Mercer gave an example of using soft questions to get people to be comfortable in explaining their desires and behavior. In one project she was gathering data on why people have difficulty taking medication regularly. She recommended not asking, “Why didn’t you take your medication?” This puts them on defensive. Instead, Mercer asked increasingly deeper probing questions from different angles: “When was last time you missed taking a pill?” “What kept you from taking it?” “Where are you when you take your pills?” “What time of day do you take them?” “What are you thinking when you take them?” With This series of questions, interviewees would open up and provide insights as to why they would miss taking their medicine.
In our book, FLAIR: How to Design Your Daily Work, Products, and Services to Energize Customers, Colleagues, and Audiences, that I wrote with my daughter, Jennifer Poage, we also emphasize asking probing “what” questions to get the essence of your offering. Once you understand the essence, we show in the book how to add effective flair to energize customers and audiences.
In FLAIR, we describe how Fresh Tilled Soil, a firm located in Watertown, Mass., that designs user experiences (UX) and interfaces for websites and mobile applications, asks probing questions to understand how to design a user experience for their clients. In one project, Fresh Tilled Soil worked closely with FitOrbit, which uses the Internet to connect people, who want to gain better health¸ with trainers, nutritionists, and other health-related professionals. In interviews with perspective customers of FitOrbit, Fresh Tilled Soil asked: What are you looking for? – Be fit and lose weight; Why is what you’re saying important? – Want to be healthy; Why do you not go to the gym? – People at the gym are already fit and trainers can seem like drill sergeants; What will make you feel good about yourself? – Being healthy and having companionship now that the kids have grown and left. The probing “What” and “Why” questions yielded an unexpected insight that the prospective customers were looking to find not just people who could help them with fitness and training but who would also be supporters and companions during their improvement experience.

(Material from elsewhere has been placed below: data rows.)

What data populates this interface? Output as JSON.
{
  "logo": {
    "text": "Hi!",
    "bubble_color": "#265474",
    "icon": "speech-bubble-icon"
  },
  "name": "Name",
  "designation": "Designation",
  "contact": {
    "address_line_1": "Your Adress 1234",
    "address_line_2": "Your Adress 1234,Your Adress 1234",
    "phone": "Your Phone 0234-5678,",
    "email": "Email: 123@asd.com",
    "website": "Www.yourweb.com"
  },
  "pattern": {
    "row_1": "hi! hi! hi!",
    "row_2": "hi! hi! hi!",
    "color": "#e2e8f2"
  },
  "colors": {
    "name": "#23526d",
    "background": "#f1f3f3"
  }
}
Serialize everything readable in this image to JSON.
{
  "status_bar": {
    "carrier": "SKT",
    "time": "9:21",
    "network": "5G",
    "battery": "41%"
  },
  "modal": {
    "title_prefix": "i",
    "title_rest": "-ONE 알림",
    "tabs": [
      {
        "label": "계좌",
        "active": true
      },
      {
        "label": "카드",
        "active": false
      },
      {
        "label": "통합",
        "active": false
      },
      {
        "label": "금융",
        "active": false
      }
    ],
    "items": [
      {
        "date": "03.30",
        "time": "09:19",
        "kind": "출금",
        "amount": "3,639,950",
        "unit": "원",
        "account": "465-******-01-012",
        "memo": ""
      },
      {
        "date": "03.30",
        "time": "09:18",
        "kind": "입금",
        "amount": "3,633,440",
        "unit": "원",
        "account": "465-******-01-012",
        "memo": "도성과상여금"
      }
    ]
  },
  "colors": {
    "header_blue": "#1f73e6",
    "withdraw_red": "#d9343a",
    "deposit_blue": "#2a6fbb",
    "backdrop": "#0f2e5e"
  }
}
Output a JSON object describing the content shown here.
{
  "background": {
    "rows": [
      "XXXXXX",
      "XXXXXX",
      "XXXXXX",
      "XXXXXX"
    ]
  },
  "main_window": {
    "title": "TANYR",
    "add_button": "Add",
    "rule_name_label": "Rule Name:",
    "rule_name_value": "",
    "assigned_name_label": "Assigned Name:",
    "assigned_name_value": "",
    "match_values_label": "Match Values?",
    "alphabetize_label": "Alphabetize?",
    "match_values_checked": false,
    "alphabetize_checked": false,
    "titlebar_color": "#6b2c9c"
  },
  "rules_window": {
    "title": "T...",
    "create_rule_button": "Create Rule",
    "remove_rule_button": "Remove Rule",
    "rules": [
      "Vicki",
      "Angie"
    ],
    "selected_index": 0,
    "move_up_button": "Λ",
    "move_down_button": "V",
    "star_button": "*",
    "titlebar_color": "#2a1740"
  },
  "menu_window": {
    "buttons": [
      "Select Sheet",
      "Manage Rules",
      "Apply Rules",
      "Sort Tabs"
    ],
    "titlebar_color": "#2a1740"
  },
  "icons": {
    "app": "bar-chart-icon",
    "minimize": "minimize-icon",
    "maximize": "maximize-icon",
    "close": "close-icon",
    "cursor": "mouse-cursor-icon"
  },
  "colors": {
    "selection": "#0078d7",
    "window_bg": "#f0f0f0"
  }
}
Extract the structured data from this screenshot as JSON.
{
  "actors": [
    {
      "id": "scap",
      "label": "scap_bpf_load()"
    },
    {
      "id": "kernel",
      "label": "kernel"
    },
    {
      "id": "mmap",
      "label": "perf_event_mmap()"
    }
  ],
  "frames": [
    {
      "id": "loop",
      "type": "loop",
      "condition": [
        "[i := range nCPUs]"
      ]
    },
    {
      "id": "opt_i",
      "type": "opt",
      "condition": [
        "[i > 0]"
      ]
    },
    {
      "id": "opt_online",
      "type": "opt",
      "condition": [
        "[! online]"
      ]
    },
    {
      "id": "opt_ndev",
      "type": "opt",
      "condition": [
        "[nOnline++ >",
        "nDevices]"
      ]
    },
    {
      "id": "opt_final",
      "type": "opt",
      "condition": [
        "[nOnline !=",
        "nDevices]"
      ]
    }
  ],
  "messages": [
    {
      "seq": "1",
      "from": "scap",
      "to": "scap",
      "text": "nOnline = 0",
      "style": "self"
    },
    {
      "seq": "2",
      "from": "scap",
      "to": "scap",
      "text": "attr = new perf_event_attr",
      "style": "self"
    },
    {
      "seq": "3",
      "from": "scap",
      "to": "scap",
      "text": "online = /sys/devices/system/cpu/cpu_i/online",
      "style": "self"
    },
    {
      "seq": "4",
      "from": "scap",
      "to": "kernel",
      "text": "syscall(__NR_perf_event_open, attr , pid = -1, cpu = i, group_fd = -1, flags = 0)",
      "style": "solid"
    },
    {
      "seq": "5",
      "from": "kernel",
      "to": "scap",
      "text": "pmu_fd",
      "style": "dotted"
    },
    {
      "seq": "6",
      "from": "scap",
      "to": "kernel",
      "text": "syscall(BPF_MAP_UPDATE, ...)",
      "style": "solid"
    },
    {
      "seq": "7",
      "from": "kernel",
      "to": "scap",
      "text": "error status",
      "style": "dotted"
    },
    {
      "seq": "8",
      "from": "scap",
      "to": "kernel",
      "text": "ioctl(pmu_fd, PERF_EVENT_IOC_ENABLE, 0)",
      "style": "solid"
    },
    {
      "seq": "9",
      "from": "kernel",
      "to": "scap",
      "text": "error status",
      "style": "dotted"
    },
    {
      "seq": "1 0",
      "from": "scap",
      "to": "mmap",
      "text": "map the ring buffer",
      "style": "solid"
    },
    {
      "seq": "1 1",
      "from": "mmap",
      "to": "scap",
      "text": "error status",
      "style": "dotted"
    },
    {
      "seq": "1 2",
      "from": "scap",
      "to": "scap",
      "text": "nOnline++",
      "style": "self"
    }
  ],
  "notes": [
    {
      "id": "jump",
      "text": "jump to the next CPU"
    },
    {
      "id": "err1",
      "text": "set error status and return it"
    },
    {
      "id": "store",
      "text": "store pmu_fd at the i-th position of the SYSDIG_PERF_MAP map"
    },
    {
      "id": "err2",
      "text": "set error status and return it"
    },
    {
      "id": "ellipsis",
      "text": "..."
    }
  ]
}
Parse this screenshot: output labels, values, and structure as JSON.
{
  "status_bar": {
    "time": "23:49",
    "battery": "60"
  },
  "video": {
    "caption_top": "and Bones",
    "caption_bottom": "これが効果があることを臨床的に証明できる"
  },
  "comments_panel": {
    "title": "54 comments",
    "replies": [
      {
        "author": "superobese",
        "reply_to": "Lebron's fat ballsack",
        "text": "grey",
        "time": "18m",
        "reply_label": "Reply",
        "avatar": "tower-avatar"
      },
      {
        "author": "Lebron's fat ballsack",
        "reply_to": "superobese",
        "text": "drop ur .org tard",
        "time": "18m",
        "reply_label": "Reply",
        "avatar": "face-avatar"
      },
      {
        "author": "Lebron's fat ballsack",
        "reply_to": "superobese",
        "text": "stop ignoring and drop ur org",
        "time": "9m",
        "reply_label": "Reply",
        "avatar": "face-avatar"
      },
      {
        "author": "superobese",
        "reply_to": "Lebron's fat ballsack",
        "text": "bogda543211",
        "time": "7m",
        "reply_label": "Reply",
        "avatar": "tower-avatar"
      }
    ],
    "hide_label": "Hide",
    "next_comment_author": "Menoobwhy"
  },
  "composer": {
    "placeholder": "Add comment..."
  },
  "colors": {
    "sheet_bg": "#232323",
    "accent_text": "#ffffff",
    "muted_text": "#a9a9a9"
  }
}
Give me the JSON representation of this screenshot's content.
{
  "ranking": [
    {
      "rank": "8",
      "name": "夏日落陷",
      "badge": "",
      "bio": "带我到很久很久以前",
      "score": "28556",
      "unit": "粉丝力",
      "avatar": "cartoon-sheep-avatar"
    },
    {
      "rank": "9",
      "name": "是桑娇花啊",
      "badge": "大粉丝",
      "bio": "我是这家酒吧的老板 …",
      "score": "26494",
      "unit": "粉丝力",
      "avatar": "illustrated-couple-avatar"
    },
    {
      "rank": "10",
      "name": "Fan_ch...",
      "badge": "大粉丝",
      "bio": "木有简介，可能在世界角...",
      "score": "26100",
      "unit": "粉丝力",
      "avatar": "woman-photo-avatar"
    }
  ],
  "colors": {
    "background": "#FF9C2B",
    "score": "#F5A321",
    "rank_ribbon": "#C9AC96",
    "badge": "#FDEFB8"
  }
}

FitOrbit changed their business model to not only connect customers with fitness trainers and nutritionists, but with ones who would stay with the customer as they worked to gaining fitness.
More tips and examples for understanding a customer experience are covered in FLAIR.